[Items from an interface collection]
★ ★ ★ ★ ★ ★ ★
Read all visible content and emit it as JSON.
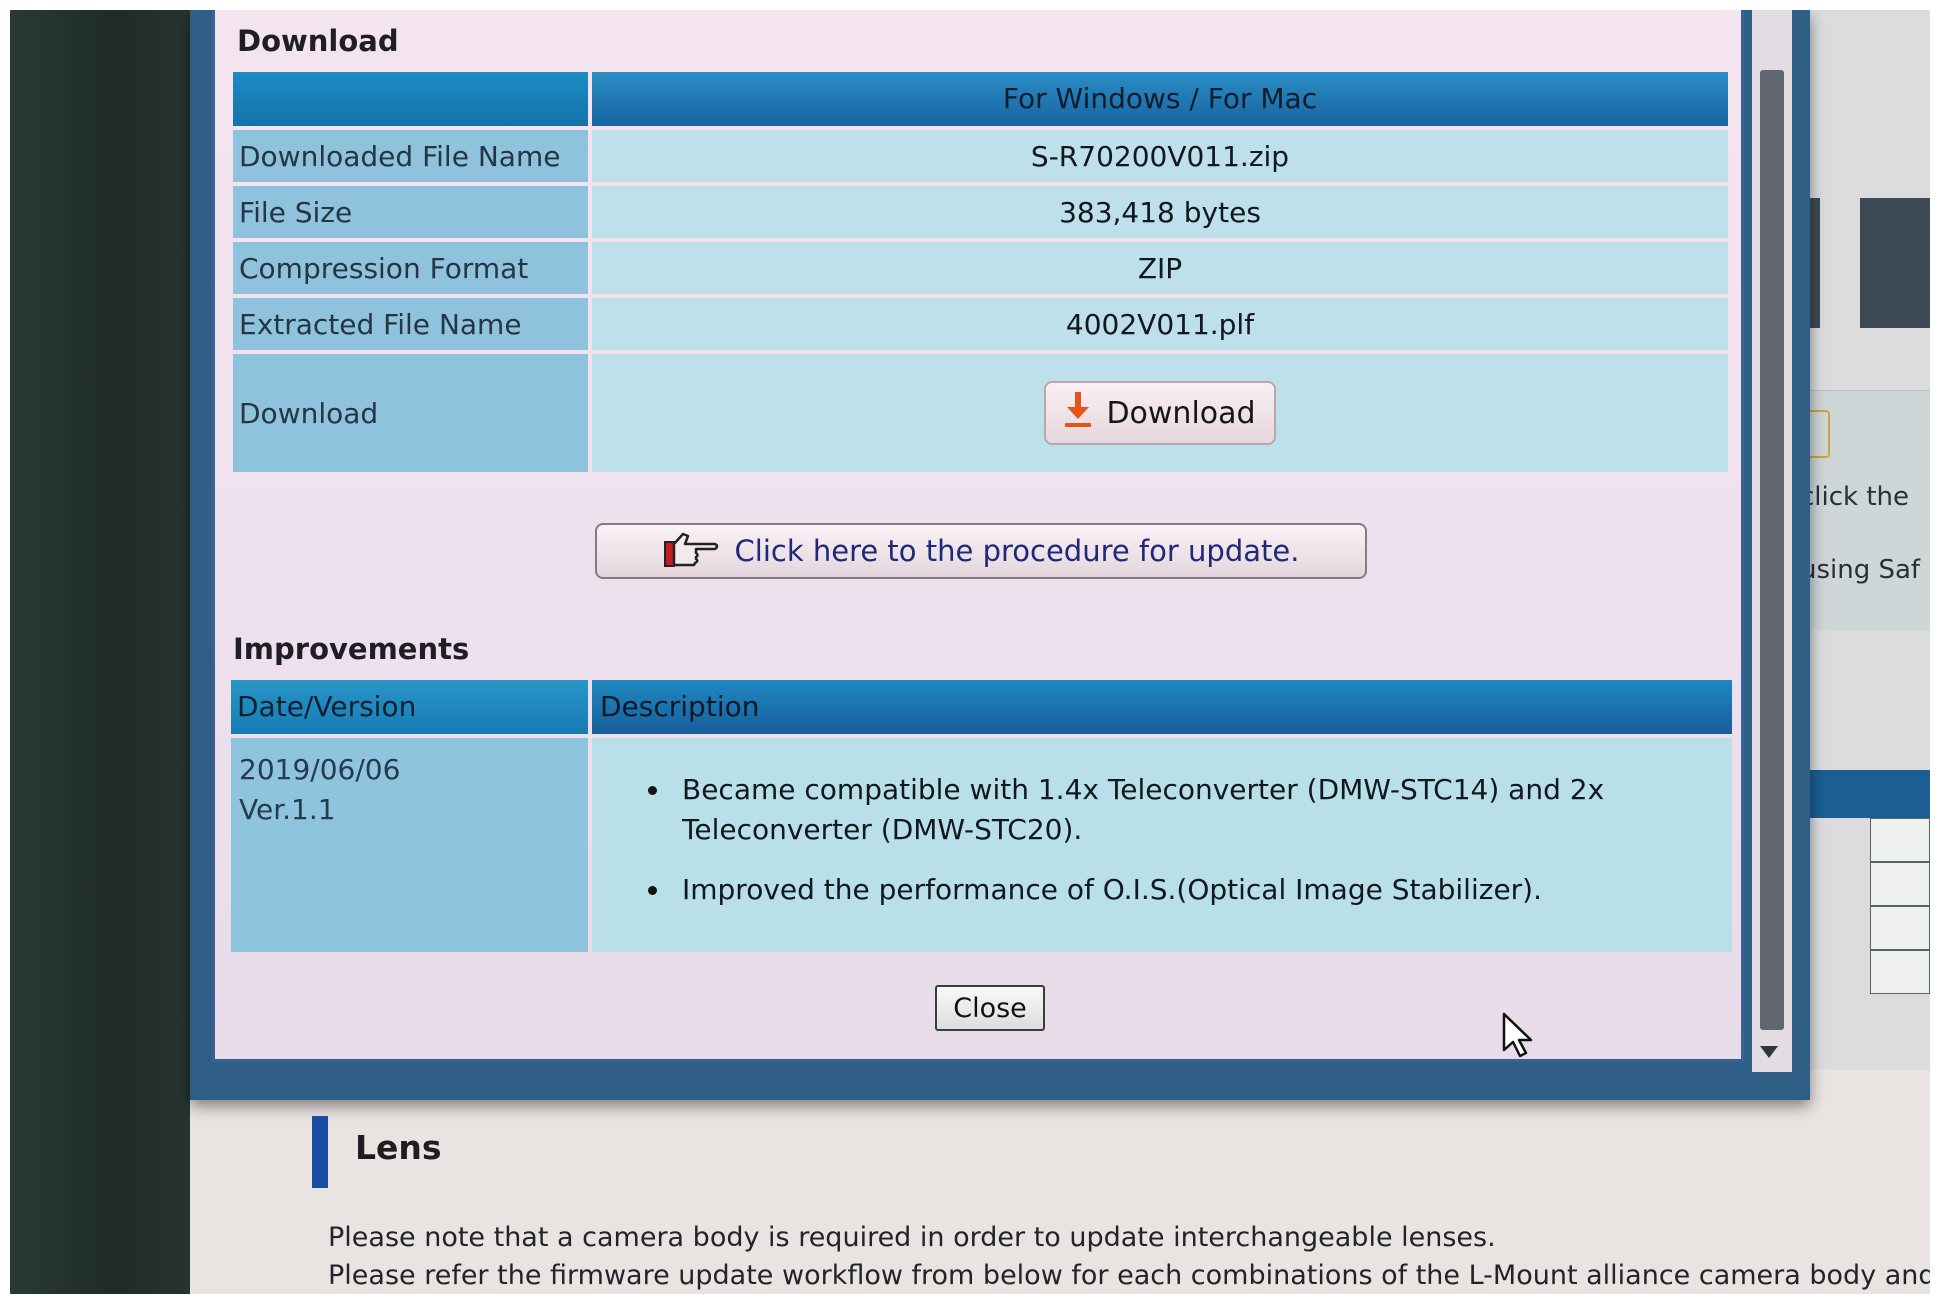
{
  "download": {
    "section_title": "Download",
    "column_header": "For Windows / For Mac",
    "rows": [
      {
        "label": "Downloaded File Name",
        "value": "S-R70200V011.zip"
      },
      {
        "label": "File Size",
        "value": "383,418 bytes"
      },
      {
        "label": "Compression Format",
        "value": "ZIP"
      },
      {
        "label": "Extracted File Name",
        "value": "4002V011.plf"
      }
    ],
    "download_row_label": "Download",
    "download_button_label": "Download",
    "procedure_button_label": "Click here to the procedure for update."
  },
  "improvements": {
    "section_title": "Improvements",
    "header_date": "Date/Version",
    "header_description": "Description",
    "date": "2019/06/06",
    "version": "Ver.1.1",
    "items": [
      "Became compatible with 1.4x Teleconverter (DMW-STC14) and 2x Teleconverter (DMW-STC20).",
      "Improved the performance of O.I.S.(Optical Image Stabilizer)."
    ]
  },
  "dialog": {
    "close_label": "Close"
  },
  "lens": {
    "title": "Lens",
    "line1": "Please note that a camera body is required in order to update interchangeable lenses.",
    "line2": "Please refer the firmware update workflow from below for each combinations of the L-Mount alliance camera body and lens."
  },
  "background": {
    "fragment1": "click the",
    "fragment2": "using Saf"
  },
  "colors": {
    "header_blue": "#1764a0",
    "label_cell": "#8fc3dd",
    "value_cell": "#bde0ea",
    "download_icon": "#e5541b",
    "lens_accent": "#1d4ca3"
  },
  "icons": {
    "download_button_icon": "download-arrow-icon",
    "procedure_button_icon": "pointing-hand-icon",
    "pointer": "mouse-cursor-icon"
  }
}
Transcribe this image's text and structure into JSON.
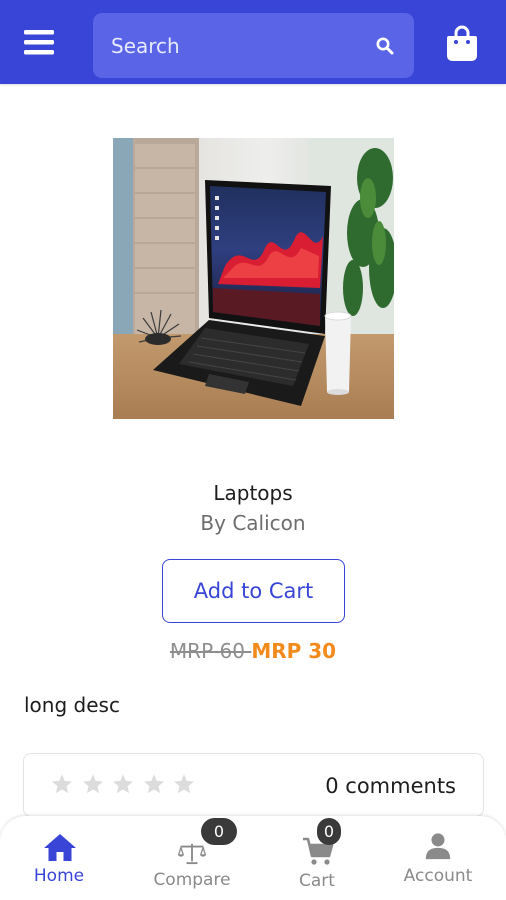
{
  "header": {
    "search_placeholder": "Search",
    "icons": {
      "menu": "hamburger-menu-icon",
      "search": "search-icon",
      "bag": "shopping-bag-icon"
    },
    "colors": {
      "bar": "#3845d6",
      "search_box": "#5a64e6"
    }
  },
  "product": {
    "image_alt": "Laptop",
    "title": "Laptops",
    "brand": "By Calicon",
    "add_to_cart_label": "Add to Cart",
    "mrp_original": "MRP 60 ",
    "mrp_sale": "MRP 30",
    "description": "long desc"
  },
  "reviews": {
    "rating": 0,
    "max_rating": 5,
    "comments_label": "0 comments"
  },
  "bottom_nav": {
    "items": [
      {
        "label": "Home",
        "icon": "home-icon",
        "active": true
      },
      {
        "label": "Compare",
        "icon": "scale-icon",
        "badge": "0",
        "active": false
      },
      {
        "label": "Cart",
        "icon": "cart-icon",
        "badge": "0",
        "active": false
      },
      {
        "label": "Account",
        "icon": "user-icon",
        "active": false
      }
    ]
  },
  "colors": {
    "accent": "#3845d6",
    "sale_price": "#f28a1c",
    "muted": "#8a8a8a",
    "badge": "#3a3a3a"
  }
}
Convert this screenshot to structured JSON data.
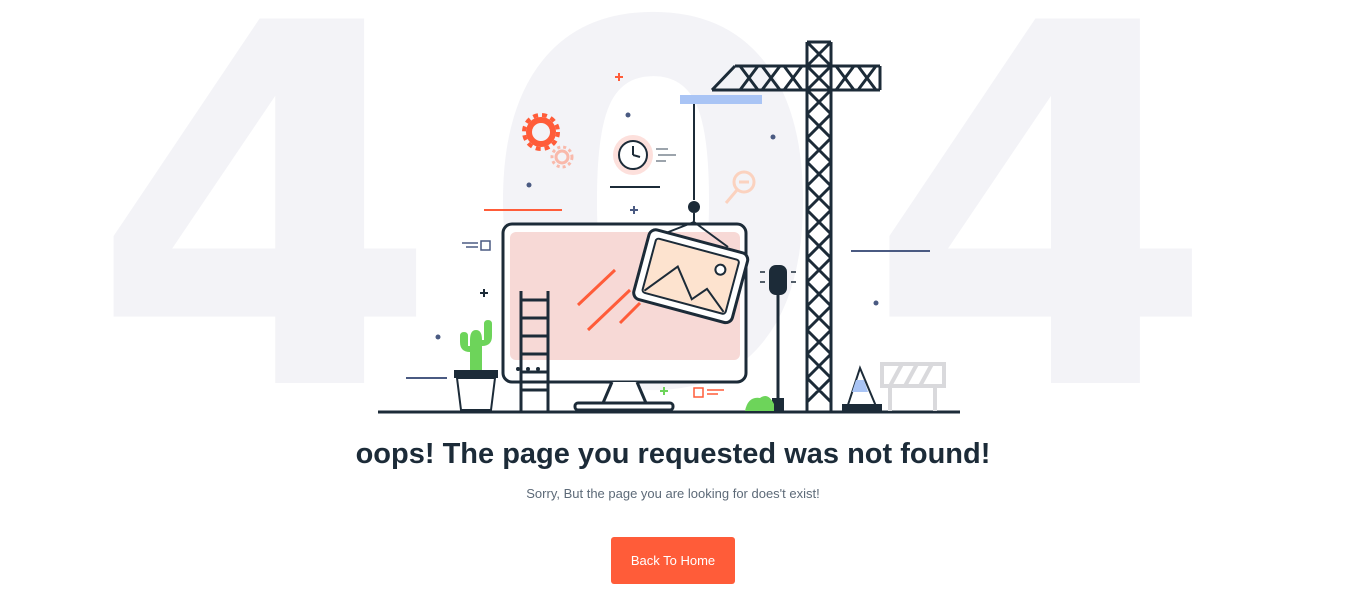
{
  "background_code": "404",
  "heading": "oops! The page you requested was not found!",
  "message": "Sorry, But the page you are looking for does't exist!",
  "button": {
    "label": "Back To Home"
  },
  "colors": {
    "accent": "#ff5c39",
    "dark": "#1c2b38",
    "muted_text": "#5d6a78",
    "watermark": "#f3f3f7",
    "screen_pink": "#f7d9d6",
    "cactus_green": "#6dd45a",
    "crane_blue": "#a9c4f5"
  }
}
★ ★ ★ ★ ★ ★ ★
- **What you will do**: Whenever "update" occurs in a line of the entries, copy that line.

- **Exercise answer**:
    "procedure_button_label": "Click here to the procedure for update."
    "line1": "Please note that a camera body is required in order to update interchangeable lenses.",
    "line2": "Please refer the firmware update workflow from below for each combinations of the L-Mount alliance camera body and lens."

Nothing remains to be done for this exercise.